[Data for this exercise Boundary: Start]

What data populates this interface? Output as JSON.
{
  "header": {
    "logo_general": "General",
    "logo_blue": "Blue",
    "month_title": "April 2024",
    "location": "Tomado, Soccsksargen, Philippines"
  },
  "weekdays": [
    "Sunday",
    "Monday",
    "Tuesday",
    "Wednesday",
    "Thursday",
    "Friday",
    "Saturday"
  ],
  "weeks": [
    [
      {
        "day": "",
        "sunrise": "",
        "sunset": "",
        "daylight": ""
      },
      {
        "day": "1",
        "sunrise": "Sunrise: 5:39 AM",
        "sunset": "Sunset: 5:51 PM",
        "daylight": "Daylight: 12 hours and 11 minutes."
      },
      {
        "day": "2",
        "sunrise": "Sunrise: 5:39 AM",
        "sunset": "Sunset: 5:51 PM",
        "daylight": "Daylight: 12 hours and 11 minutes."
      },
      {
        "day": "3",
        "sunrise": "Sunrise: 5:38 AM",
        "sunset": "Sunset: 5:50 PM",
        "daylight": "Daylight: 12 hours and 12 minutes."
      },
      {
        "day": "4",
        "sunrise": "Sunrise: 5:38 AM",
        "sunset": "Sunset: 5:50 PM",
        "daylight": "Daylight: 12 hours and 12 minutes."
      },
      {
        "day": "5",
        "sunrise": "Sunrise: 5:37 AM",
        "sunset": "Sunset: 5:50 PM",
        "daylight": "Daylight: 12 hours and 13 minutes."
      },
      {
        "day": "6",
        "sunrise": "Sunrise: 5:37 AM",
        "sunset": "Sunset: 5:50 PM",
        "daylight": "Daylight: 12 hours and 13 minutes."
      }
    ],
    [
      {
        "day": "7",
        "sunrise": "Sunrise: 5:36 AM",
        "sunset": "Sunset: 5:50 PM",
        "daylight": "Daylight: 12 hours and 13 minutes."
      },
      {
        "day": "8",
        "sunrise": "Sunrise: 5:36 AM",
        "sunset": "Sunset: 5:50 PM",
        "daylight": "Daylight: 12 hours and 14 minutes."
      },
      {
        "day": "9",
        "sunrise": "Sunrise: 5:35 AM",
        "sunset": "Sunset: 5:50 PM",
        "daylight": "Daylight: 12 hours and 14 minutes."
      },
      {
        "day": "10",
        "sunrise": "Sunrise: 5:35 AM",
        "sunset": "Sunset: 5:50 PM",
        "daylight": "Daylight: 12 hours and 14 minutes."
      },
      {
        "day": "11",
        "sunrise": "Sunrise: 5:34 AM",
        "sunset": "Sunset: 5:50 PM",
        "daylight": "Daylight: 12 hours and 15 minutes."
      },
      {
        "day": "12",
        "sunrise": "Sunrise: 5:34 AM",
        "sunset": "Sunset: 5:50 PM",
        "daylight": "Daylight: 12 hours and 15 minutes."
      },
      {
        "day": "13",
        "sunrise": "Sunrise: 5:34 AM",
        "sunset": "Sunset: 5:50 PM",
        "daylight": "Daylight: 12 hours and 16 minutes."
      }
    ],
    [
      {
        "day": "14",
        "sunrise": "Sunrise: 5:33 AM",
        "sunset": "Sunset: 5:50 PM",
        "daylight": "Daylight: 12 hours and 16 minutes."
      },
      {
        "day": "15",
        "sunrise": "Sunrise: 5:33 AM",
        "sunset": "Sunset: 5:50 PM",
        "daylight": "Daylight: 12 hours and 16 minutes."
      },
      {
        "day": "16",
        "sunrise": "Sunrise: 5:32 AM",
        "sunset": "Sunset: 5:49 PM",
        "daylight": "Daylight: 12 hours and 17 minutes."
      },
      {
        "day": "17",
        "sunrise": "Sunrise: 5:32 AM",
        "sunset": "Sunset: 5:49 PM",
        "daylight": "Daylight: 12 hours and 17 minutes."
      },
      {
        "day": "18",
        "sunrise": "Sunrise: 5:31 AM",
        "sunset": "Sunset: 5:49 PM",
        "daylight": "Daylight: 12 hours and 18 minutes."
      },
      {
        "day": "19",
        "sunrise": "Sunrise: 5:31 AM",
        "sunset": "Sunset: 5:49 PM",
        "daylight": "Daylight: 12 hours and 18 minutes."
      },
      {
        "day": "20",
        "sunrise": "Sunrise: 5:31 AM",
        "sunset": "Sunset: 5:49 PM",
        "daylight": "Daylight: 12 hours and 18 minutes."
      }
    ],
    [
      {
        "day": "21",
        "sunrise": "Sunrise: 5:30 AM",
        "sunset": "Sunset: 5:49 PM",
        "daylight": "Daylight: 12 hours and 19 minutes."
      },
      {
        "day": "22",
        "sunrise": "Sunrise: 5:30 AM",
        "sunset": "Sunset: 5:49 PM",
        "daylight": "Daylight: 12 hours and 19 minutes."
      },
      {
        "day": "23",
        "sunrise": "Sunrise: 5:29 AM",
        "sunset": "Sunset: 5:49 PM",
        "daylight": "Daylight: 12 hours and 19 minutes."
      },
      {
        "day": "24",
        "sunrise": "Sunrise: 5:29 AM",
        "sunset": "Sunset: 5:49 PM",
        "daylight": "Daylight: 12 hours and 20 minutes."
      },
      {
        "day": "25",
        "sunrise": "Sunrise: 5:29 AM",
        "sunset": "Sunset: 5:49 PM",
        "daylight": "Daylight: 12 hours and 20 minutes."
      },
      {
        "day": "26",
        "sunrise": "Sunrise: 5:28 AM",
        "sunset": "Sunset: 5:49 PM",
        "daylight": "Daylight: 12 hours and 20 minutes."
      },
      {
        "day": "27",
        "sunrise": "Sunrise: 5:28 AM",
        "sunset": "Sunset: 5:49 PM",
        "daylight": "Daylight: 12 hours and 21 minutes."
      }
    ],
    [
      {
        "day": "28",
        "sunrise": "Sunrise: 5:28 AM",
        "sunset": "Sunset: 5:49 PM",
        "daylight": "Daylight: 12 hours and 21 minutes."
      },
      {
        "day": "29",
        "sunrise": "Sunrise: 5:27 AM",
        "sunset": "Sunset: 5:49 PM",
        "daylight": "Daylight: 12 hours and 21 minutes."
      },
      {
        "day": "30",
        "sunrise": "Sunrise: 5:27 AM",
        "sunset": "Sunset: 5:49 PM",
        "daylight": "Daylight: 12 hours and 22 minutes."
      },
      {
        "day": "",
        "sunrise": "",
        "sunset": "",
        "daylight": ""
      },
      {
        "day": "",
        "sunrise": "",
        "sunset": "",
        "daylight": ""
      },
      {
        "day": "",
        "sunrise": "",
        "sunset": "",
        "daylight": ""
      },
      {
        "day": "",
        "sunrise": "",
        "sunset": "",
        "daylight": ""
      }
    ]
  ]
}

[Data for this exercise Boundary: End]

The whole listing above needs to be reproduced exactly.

> _Response to the exercise_
What data populates this interface? Output as JSON.
{
  "header": {
    "logo_general": "General",
    "logo_blue": "Blue",
    "month_title": "April 2024",
    "location": "Tomado, Soccsksargen, Philippines"
  },
  "weekdays": [
    "Sunday",
    "Monday",
    "Tuesday",
    "Wednesday",
    "Thursday",
    "Friday",
    "Saturday"
  ],
  "weeks": [
    [
      {
        "day": "",
        "sunrise": "",
        "sunset": "",
        "daylight": ""
      },
      {
        "day": "1",
        "sunrise": "Sunrise: 5:39 AM",
        "sunset": "Sunset: 5:51 PM",
        "daylight": "Daylight: 12 hours and 11 minutes."
      },
      {
        "day": "2",
        "sunrise": "Sunrise: 5:39 AM",
        "sunset": "Sunset: 5:51 PM",
        "daylight": "Daylight: 12 hours and 11 minutes."
      },
      {
        "day": "3",
        "sunrise": "Sunrise: 5:38 AM",
        "sunset": "Sunset: 5:50 PM",
        "daylight": "Daylight: 12 hours and 12 minutes."
      },
      {
        "day": "4",
        "sunrise": "Sunrise: 5:38 AM",
        "sunset": "Sunset: 5:50 PM",
        "daylight": "Daylight: 12 hours and 12 minutes."
      },
      {
        "day": "5",
        "sunrise": "Sunrise: 5:37 AM",
        "sunset": "Sunset: 5:50 PM",
        "daylight": "Daylight: 12 hours and 13 minutes."
      },
      {
        "day": "6",
        "sunrise": "Sunrise: 5:37 AM",
        "sunset": "Sunset: 5:50 PM",
        "daylight": "Daylight: 12 hours and 13 minutes."
      }
    ],
    [
      {
        "day": "7",
        "sunrise": "Sunrise: 5:36 AM",
        "sunset": "Sunset: 5:50 PM",
        "daylight": "Daylight: 12 hours and 13 minutes."
      },
      {
        "day": "8",
        "sunrise": "Sunrise: 5:36 AM",
        "sunset": "Sunset: 5:50 PM",
        "daylight": "Daylight: 12 hours and 14 minutes."
      },
      {
        "day": "9",
        "sunrise": "Sunrise: 5:35 AM",
        "sunset": "Sunset: 5:50 PM",
        "daylight": "Daylight: 12 hours and 14 minutes."
      },
      {
        "day": "10",
        "sunrise": "Sunrise: 5:35 AM",
        "sunset": "Sunset: 5:50 PM",
        "daylight": "Daylight: 12 hours and 14 minutes."
      },
      {
        "day": "11",
        "sunrise": "Sunrise: 5:34 AM",
        "sunset": "Sunset: 5:50 PM",
        "daylight": "Daylight: 12 hours and 15 minutes."
      },
      {
        "day": "12",
        "sunrise": "Sunrise: 5:34 AM",
        "sunset": "Sunset: 5:50 PM",
        "daylight": "Daylight: 12 hours and 15 minutes."
      },
      {
        "day": "13",
        "sunrise": "Sunrise: 5:34 AM",
        "sunset": "Sunset: 5:50 PM",
        "daylight": "Daylight: 12 hours and 16 minutes."
      }
    ],
    [
      {
        "day": "14",
        "sunrise": "Sunrise: 5:33 AM",
        "sunset": "Sunset: 5:50 PM",
        "daylight": "Daylight: 12 hours and 16 minutes."
      },
      {
        "day": "15",
        "sunrise": "Sunrise: 5:33 AM",
        "sunset": "Sunset: 5:50 PM",
        "daylight": "Daylight: 12 hours and 16 minutes."
      },
      {
        "day": "16",
        "sunrise": "Sunrise: 5:32 AM",
        "sunset": "Sunset: 5:49 PM",
        "daylight": "Daylight: 12 hours and 17 minutes."
      },
      {
        "day": "17",
        "sunrise": "Sunrise: 5:32 AM",
        "sunset": "Sunset: 5:49 PM",
        "daylight": "Daylight: 12 hours and 17 minutes."
      },
      {
        "day": "18",
        "sunrise": "Sunrise: 5:31 AM",
        "sunset": "Sunset: 5:49 PM",
        "daylight": "Daylight: 12 hours and 18 minutes."
      },
      {
        "day": "19",
        "sunrise": "Sunrise: 5:31 AM",
        "sunset": "Sunset: 5:49 PM",
        "daylight": "Daylight: 12 hours and 18 minutes."
      },
      {
        "day": "20",
        "sunrise": "Sunrise: 5:31 AM",
        "sunset": "Sunset: 5:49 PM",
        "daylight": "Daylight: 12 hours and 18 minutes."
      }
    ],
    [
      {
        "day": "21",
        "sunrise": "Sunrise: 5:30 AM",
        "sunset": "Sunset: 5:49 PM",
        "daylight": "Daylight: 12 hours and 19 minutes."
      },
      {
        "day": "22",
        "sunrise": "Sunrise: 5:30 AM",
        "sunset": "Sunset: 5:49 PM",
        "daylight": "Daylight: 12 hours and 19 minutes."
      },
      {
        "day": "23",
        "sunrise": "Sunrise: 5:29 AM",
        "sunset": "Sunset: 5:49 PM",
        "daylight": "Daylight: 12 hours and 19 minutes."
      },
      {
        "day": "24",
        "sunrise": "Sunrise: 5:29 AM",
        "sunset": "Sunset: 5:49 PM",
        "daylight": "Daylight: 12 hours and 20 minutes."
      },
      {
        "day": "25",
        "sunrise": "Sunrise: 5:29 AM",
        "sunset": "Sunset: 5:49 PM",
        "daylight": "Daylight: 12 hours and 20 minutes."
      },
      {
        "day": "26",
        "sunrise": "Sunrise: 5:28 AM",
        "sunset": "Sunset: 5:49 PM",
        "daylight": "Daylight: 12 hours and 20 minutes."
      },
      {
        "day": "27",
        "sunrise": "Sunrise: 5:28 AM",
        "sunset": "Sunset: 5:49 PM",
        "daylight": "Daylight: 12 hours and 21 minutes."
      }
    ],
    [
      {
        "day": "28",
        "sunrise": "Sunrise: 5:28 AM",
        "sunset": "Sunset: 5:49 PM",
        "daylight": "Daylight: 12 hours and 21 minutes."
      },
      {
        "day": "29",
        "sunrise": "Sunrise: 5:27 AM",
        "sunset": "Sunset: 5:49 PM",
        "daylight": "Daylight: 12 hours and 21 minutes."
      },
      {
        "day": "30",
        "sunrise": "Sunrise: 5:27 AM",
        "sunset": "Sunset: 5:49 PM",
        "daylight": "Daylight: 12 hours and 22 minutes."
      },
      {
        "day": "",
        "sunrise": "",
        "sunset": "",
        "daylight": ""
      },
      {
        "day": "",
        "sunrise": "",
        "sunset": "",
        "daylight": ""
      },
      {
        "day": "",
        "sunrise": "",
        "sunset": "",
        "daylight": ""
      },
      {
        "day": "",
        "sunrise": "",
        "sunset": "",
        "daylight": ""
      }
    ]
  ]
}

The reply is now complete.